About cross-dressing for entertainment

by Rob Tiller

We’ve been on a documentary kick recently, and saw a good one from Netflicks on demand last week. Pageant is behind-the-scenes view of  the Miss Gay America pageant, a contest for female impersonators. We meet and follow the paths of five or so contenders for the throne.

At first blush, the subject matter sounded a bit off putting.  Why would a male want to dress as a female?  Of those who would, who would want to go as public as possible with it?  I’d never given much thought to the subject of cross-dressing, but vaguely thought of it as a somewhat bizarre subculture. Plainly, cross-dressing violates a fairly powerful taboo. Again, without thinking much about it, I’d considered it as a little sad.

Pageant made me think in a completely new way. The contestants vary considerably in their looks, smarts, and manners, but they’re all completely sane and highly sociable. They’re all nice. And they’re all incredibly gifted in a particular way: transforming their appearance from male to female. The transformations are truly uncanny. Watching the various stages – choosing clothes, practicing movements, applying makeup (lots!) — it’s impossible not to respect their craft. These are very creative people with great eyes and imaginations. Artists, in an unusual form.

The Miss Gay America pageant followed the traditional Miss America format, with separate contests for evening ware, judges’ questions, and talent (lip synching, dancing, ventriloquism, etc.). The top contenders were professional drag show entertainers, and they were very polished, elegant, and funny.

The more surprising thing was how passionate they were about their art. In the behind-the-scenes interviews, we learned that most had spent years working on their personas and acts.  Some had spent many thousands of dollars on their wardrobes, and it didn’t look like any of them were getting rich. One noted that cross dressing is not a good way to get a date with a gay guy, who generally prefer guys who look like guys. From what we could see, these people just love what they do. And, although the film made little of this, they plainly have a lot of courage. The mainstream society isn’t about to get comfortable with what they do. Some people are violently opposed.

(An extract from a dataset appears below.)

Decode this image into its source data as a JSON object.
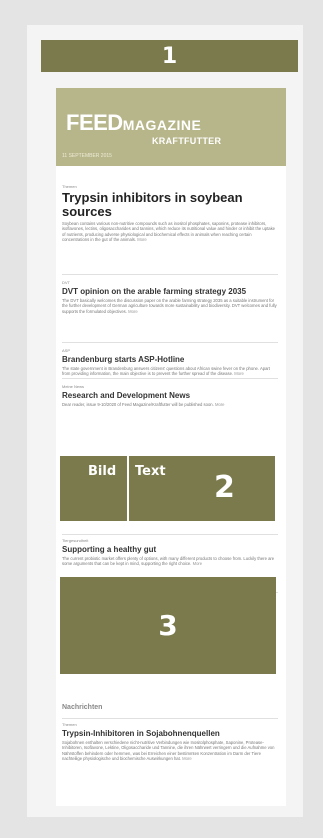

In the end, I found the stories in Pageant inspiring.  It’s a good reminder that some people who are really unusual like being unusual.  There are a lot of different ideas of fun and of beauty.  It makes the world interesting.